Grades Aren't Everything

            What I’ve learned over many years of endless late nights, shots of coffee, slaps in the face followed by a splash of cold water to jolt me awake, and hand cramps for daaaays, is that to be perfectly real with y’all, grades don’t really matter. What?! What is this madness you speak of? Grades actually don’t matter? Impossible!

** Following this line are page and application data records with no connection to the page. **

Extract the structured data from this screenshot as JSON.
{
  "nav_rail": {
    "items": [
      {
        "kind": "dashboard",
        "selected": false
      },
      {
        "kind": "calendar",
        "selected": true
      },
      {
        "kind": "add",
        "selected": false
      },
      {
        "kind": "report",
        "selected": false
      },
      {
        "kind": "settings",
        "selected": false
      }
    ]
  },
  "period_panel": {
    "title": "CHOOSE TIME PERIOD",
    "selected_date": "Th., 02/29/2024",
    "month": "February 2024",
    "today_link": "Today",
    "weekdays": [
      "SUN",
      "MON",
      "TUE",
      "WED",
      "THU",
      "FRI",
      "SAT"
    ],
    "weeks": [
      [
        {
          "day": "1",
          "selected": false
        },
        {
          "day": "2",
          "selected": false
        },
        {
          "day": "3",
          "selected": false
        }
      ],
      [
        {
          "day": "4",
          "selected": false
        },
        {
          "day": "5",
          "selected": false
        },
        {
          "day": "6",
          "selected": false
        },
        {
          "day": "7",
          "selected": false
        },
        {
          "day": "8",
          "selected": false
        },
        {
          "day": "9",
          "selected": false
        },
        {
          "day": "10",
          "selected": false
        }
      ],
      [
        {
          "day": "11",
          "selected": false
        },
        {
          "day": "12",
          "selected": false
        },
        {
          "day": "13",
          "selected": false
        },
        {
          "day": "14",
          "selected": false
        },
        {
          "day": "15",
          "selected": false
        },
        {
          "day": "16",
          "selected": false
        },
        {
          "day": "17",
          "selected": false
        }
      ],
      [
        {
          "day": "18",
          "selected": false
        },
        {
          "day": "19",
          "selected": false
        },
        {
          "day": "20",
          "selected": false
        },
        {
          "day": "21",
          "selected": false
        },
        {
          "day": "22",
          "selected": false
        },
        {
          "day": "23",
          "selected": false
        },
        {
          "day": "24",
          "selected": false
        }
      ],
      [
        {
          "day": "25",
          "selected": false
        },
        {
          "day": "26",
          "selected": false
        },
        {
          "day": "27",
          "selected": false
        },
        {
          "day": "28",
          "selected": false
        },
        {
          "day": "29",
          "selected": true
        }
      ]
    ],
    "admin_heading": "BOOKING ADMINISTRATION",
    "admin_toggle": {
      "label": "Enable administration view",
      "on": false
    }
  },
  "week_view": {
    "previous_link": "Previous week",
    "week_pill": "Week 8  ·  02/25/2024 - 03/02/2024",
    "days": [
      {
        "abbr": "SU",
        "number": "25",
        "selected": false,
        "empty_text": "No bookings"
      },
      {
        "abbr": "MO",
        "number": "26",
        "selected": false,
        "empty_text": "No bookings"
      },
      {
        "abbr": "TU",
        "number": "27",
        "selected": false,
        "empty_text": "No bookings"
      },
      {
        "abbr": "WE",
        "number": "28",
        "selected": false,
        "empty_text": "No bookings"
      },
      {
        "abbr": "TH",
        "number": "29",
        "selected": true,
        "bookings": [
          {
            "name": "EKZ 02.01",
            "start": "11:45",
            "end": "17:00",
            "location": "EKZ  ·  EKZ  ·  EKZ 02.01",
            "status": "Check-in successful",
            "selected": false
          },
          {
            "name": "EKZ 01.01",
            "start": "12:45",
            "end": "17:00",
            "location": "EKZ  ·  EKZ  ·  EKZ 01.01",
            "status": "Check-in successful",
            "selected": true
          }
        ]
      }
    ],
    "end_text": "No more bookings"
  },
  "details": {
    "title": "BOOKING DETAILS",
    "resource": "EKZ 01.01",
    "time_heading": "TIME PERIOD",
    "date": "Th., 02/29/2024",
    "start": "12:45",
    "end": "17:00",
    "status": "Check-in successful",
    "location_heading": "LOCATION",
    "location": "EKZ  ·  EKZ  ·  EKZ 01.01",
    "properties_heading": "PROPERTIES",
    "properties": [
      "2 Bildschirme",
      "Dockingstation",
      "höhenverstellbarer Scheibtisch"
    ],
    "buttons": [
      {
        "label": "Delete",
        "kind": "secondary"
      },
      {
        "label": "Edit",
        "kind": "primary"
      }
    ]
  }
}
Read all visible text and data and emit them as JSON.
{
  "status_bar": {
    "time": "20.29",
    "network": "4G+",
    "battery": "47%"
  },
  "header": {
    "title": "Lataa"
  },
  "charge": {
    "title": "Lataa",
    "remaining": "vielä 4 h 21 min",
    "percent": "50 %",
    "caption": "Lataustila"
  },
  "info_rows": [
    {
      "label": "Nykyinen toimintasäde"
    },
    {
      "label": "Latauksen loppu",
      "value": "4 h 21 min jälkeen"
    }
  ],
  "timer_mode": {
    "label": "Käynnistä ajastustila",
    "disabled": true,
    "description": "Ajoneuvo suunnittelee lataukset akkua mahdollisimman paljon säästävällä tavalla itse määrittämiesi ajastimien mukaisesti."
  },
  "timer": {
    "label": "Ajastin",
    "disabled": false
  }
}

            Think again, my comrades. Grades might possibly be the most superficial social construct institutions have created to hierarchically organize students into a pyramid of intelligence, or lack thereof.  They do nothing but incite competition, craziness, sleep deprivation, and endless anxiety. I used to be absolutely obsessed with grades—they were my entire world. I derived so much happiness from seeing an A on my paper or my test. The gratification of taking that home, showing it to my parents, and immediately knowing how proud they were of me as their smiles crept across their faces. It was instant gratification at its finest. But, of course, there was a pretty frickin’ huge caveat: I was headed to college and mommy and daddy weren’t going to be there to pat me on the back when I came home with a shiny gold star on the front of my AP Spanish homework.

            As I began my college career and learned that, well, I’m not better than everyone else and I won’t always get the perfect A on every assignment ever. I began to understand how important trying your best was, even though that might be the most cliché thing ever. It really is so important that you don’t base your success on your ability to regurgitate information onto a test or bubble in the right letters on a scantron. What matters is that you are learning. The only way you will understand how much you’ve grown as a student is by reminding yourself that education in and of itself is a gift.

Being a college student might not lead you to a perfect 4.0 and an admission to Harvard Law, but it will teach you a much greater lesson. Beyond the A’s, B’s, and C’s, there’s value in just trying and learning. Stay engaged in your classes, ask questions if you’re confused, and remember that life goes on even if your 100% goes down to a 99% ;-)